> **Work instructions**
Only the lines from the one containing "Decode this image" through the last line of the data are to be written out, exactly and in full.

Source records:

*****

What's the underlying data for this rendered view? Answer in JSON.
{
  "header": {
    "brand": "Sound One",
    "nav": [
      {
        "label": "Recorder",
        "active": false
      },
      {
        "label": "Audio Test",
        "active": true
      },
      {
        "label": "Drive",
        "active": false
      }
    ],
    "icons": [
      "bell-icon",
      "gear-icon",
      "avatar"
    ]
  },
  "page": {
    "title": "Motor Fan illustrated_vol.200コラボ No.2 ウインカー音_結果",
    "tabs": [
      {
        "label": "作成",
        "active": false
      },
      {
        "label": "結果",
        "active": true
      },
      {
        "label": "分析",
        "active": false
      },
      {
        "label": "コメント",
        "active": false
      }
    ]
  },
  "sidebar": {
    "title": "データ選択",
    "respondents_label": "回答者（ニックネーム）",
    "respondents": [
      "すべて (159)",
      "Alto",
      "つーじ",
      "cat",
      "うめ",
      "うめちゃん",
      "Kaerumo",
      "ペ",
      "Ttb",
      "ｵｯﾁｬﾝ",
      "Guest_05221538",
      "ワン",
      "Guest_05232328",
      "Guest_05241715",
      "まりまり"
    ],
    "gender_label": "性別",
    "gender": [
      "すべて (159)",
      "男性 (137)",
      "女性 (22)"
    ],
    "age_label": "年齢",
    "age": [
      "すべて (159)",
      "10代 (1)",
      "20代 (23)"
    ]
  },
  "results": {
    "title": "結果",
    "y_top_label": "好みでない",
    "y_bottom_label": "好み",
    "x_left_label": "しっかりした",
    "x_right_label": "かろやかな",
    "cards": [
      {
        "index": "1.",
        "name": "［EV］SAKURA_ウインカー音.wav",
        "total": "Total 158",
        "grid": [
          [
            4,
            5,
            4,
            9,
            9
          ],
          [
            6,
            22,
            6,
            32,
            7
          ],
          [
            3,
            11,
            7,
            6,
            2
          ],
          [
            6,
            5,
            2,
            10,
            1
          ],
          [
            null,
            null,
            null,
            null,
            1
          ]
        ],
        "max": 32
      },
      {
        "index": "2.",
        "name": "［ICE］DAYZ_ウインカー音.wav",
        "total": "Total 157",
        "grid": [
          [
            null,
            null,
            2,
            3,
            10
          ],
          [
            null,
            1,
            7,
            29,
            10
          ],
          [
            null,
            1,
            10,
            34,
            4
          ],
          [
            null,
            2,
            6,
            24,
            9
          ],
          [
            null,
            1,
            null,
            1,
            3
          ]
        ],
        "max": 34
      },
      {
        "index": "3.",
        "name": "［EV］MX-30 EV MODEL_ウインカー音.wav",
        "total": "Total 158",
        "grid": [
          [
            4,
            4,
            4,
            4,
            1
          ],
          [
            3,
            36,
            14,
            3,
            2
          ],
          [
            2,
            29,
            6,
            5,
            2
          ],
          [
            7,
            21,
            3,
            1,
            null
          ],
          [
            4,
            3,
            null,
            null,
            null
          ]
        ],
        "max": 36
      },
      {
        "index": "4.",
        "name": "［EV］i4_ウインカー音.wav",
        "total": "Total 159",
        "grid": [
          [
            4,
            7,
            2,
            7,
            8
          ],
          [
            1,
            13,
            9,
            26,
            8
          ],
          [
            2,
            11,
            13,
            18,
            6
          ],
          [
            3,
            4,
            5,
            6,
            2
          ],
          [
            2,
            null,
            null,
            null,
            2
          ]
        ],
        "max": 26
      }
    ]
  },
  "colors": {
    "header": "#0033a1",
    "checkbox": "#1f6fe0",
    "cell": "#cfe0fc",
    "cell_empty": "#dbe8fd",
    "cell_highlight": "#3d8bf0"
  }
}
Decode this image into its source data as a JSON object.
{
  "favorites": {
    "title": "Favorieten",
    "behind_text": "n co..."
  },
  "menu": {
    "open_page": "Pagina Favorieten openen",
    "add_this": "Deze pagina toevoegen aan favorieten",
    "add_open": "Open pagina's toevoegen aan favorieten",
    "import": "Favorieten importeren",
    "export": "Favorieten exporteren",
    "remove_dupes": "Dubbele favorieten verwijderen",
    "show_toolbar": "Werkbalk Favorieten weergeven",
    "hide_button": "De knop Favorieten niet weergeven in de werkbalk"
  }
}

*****

> **Written answer**
Decode this image into its source data as a JSON object.
{
  "favorites": {
    "title": "Favorieten",
    "behind_text": "n co..."
  },
  "menu": {
    "open_page": "Pagina Favorieten openen",
    "add_this": "Deze pagina toevoegen aan favorieten",
    "add_open": "Open pagina's toevoegen aan favorieten",
    "import": "Favorieten importeren",
    "export": "Favorieten exporteren",
    "remove_dupes": "Dubbele favorieten verwijderen",
    "show_toolbar": "Werkbalk Favorieten weergeven",
    "hide_button": "De knop Favorieten niet weergeven in de werkbalk"
  }
}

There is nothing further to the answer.